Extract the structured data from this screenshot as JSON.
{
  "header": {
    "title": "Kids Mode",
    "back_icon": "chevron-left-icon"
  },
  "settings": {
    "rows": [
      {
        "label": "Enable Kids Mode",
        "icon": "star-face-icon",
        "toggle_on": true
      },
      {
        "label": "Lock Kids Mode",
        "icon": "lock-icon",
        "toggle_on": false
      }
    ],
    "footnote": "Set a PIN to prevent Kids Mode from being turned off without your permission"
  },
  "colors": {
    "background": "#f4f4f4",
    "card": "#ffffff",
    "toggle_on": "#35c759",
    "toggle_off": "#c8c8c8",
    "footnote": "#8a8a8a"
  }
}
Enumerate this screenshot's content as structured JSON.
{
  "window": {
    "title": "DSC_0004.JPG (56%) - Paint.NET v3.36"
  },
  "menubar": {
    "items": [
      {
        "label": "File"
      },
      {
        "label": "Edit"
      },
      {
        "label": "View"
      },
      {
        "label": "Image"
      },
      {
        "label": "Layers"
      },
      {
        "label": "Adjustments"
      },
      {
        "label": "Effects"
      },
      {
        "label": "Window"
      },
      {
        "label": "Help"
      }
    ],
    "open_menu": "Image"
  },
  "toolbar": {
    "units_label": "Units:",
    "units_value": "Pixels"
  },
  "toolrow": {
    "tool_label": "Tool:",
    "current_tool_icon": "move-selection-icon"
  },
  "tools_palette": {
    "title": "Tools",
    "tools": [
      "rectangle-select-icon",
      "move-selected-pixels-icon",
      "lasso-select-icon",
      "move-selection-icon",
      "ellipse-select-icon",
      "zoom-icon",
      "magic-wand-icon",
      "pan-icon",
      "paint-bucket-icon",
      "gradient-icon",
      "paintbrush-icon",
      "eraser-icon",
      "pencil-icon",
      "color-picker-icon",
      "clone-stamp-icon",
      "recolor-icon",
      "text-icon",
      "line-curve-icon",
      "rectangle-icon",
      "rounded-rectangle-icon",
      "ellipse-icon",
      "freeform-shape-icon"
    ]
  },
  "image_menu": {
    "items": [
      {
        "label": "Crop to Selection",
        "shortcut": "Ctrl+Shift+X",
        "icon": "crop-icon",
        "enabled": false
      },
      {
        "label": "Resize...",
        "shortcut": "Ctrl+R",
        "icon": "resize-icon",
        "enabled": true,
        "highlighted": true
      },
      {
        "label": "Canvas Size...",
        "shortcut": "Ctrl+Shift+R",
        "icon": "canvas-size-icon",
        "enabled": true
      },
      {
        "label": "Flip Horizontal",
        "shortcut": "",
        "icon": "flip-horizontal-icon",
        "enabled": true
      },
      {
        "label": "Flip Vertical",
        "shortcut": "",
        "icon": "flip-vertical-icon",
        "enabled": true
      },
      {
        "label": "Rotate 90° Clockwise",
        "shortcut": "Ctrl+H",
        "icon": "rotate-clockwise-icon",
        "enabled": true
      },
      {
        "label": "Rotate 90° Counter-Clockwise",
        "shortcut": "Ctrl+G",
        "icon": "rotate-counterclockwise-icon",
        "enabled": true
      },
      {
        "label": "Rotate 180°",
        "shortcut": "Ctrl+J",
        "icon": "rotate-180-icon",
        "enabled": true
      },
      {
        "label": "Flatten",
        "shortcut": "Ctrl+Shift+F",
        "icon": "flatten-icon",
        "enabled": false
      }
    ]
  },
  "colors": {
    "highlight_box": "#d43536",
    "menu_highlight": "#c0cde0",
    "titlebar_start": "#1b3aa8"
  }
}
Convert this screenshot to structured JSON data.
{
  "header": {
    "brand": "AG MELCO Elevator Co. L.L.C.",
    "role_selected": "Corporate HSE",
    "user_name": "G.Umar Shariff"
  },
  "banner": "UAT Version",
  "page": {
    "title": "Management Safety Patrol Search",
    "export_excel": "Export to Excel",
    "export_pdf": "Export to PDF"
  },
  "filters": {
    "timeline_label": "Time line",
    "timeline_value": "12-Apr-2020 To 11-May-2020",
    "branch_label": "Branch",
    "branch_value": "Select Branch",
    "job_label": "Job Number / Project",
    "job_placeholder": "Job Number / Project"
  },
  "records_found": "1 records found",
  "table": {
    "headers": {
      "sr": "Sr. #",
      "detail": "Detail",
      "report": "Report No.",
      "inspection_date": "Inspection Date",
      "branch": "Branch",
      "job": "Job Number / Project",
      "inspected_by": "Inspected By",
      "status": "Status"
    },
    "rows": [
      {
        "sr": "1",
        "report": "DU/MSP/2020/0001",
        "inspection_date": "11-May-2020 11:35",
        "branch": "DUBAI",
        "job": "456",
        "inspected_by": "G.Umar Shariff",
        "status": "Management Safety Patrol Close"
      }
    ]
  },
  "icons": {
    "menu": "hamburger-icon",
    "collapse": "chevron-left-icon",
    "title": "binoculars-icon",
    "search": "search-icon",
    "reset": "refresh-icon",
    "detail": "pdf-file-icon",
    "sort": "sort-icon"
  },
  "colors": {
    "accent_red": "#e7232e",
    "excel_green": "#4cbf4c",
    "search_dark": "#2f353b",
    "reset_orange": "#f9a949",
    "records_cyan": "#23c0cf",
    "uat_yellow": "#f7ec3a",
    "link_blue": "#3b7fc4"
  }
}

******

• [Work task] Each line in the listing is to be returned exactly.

• [Solution to this exercise]
Extract the structured data from this screenshot as JSON.
{
  "header": {
    "title": "Kids Mode",
    "back_icon": "chevron-left-icon"
  },
  "settings": {
    "rows": [
      {
        "label": "Enable Kids Mode",
        "icon": "star-face-icon",
        "toggle_on": true
      },
      {
        "label": "Lock Kids Mode",
        "icon": "lock-icon",
        "toggle_on": false
      }
    ],
    "footnote": "Set a PIN to prevent Kids Mode from being turned off without your permission"
  },
  "colors": {
    "background": "#f4f4f4",
    "card": "#ffffff",
    "toggle_on": "#35c759",
    "toggle_off": "#c8c8c8",
    "footnote": "#8a8a8a"
  }
}
Enumerate this screenshot's content as structured JSON.
{
  "window": {
    "title": "DSC_0004.JPG (56%) - Paint.NET v3.36"
  },
  "menubar": {
    "items": [
      {
        "label": "File"
      },
      {
        "label": "Edit"
      },
      {
        "label": "View"
      },
      {
        "label": "Image"
      },
      {
        "label": "Layers"
      },
      {
        "label": "Adjustments"
      },
      {
        "label": "Effects"
      },
      {
        "label": "Window"
      },
      {
        "label": "Help"
      }
    ],
    "open_menu": "Image"
  },
  "toolbar": {
    "units_label": "Units:",
    "units_value": "Pixels"
  },
  "toolrow": {
    "tool_label": "Tool:",
    "current_tool_icon": "move-selection-icon"
  },
  "tools_palette": {
    "title": "Tools",
    "tools": [
      "rectangle-select-icon",
      "move-selected-pixels-icon",
      "lasso-select-icon",
      "move-selection-icon",
      "ellipse-select-icon",
      "zoom-icon",
      "magic-wand-icon",
      "pan-icon",
      "paint-bucket-icon",
      "gradient-icon",
      "paintbrush-icon",
      "eraser-icon",
      "pencil-icon",
      "color-picker-icon",
      "clone-stamp-icon",
      "recolor-icon",
      "text-icon",
      "line-curve-icon",
      "rectangle-icon",
      "rounded-rectangle-icon",
      "ellipse-icon",
      "freeform-shape-icon"
    ]
  },
  "image_menu": {
    "items": [
      {
        "label": "Crop to Selection",
        "shortcut": "Ctrl+Shift+X",
        "icon": "crop-icon",
        "enabled": false
      },
      {
        "label": "Resize...",
        "shortcut": "Ctrl+R",
        "icon": "resize-icon",
        "enabled": true,
        "highlighted": true
      },
      {
        "label": "Canvas Size...",
        "shortcut": "Ctrl+Shift+R",
        "icon": "canvas-size-icon",
        "enabled": true
      },
      {
        "label": "Flip Horizontal",
        "shortcut": "",
        "icon": "flip-horizontal-icon",
        "enabled": true
      },
      {
        "label": "Flip Vertical",
        "shortcut": "",
        "icon": "flip-vertical-icon",
        "enabled": true
      },
      {
        "label": "Rotate 90° Clockwise",
        "shortcut": "Ctrl+H",
        "icon": "rotate-clockwise-icon",
        "enabled": true
      },
      {
        "label": "Rotate 90° Counter-Clockwise",
        "shortcut": "Ctrl+G",
        "icon": "rotate-counterclockwise-icon",
        "enabled": true
      },
      {
        "label": "Rotate 180°",
        "shortcut": "Ctrl+J",
        "icon": "rotate-180-icon",
        "enabled": true
      },
      {
        "label": "Flatten",
        "shortcut": "Ctrl+Shift+F",
        "icon": "flatten-icon",
        "enabled": false
      }
    ]
  },
  "colors": {
    "highlight_box": "#d43536",
    "menu_highlight": "#c0cde0",
    "titlebar_start": "#1b3aa8"
  }
}
Convert this screenshot to structured JSON data.
{
  "header": {
    "brand": "AG MELCO Elevator Co. L.L.C.",
    "role_selected": "Corporate HSE",
    "user_name": "G.Umar Shariff"
  },
  "banner": "UAT Version",
  "page": {
    "title": "Management Safety Patrol Search",
    "export_excel": "Export to Excel",
    "export_pdf": "Export to PDF"
  },
  "filters": {
    "timeline_label": "Time line",
    "timeline_value": "12-Apr-2020 To 11-May-2020",
    "branch_label": "Branch",
    "branch_value": "Select Branch",
    "job_label": "Job Number / Project",
    "job_placeholder": "Job Number / Project"
  },
  "records_found": "1 records found",
  "table": {
    "headers": {
      "sr": "Sr. #",
      "detail": "Detail",
      "report": "Report No.",
      "inspection_date": "Inspection Date",
      "branch": "Branch",
      "job": "Job Number / Project",
      "inspected_by": "Inspected By",
      "status": "Status"
    },
    "rows": [
      {
        "sr": "1",
        "report": "DU/MSP/2020/0001",
        "inspection_date": "11-May-2020 11:35",
        "branch": "DUBAI",
        "job": "456",
        "inspected_by": "G.Umar Shariff",
        "status": "Management Safety Patrol Close"
      }
    ]
  },
  "icons": {
    "menu": "hamburger-icon",
    "collapse": "chevron-left-icon",
    "title": "binoculars-icon",
    "search": "search-icon",
    "reset": "refresh-icon",
    "detail": "pdf-file-icon",
    "sort": "sort-icon"
  },
  "colors": {
    "accent_red": "#e7232e",
    "excel_green": "#4cbf4c",
    "search_dark": "#2f353b",
    "reset_orange": "#f9a949",
    "records_cyan": "#23c0cf",
    "uat_yellow": "#f7ec3a",
    "link_blue": "#3b7fc4"
  }
}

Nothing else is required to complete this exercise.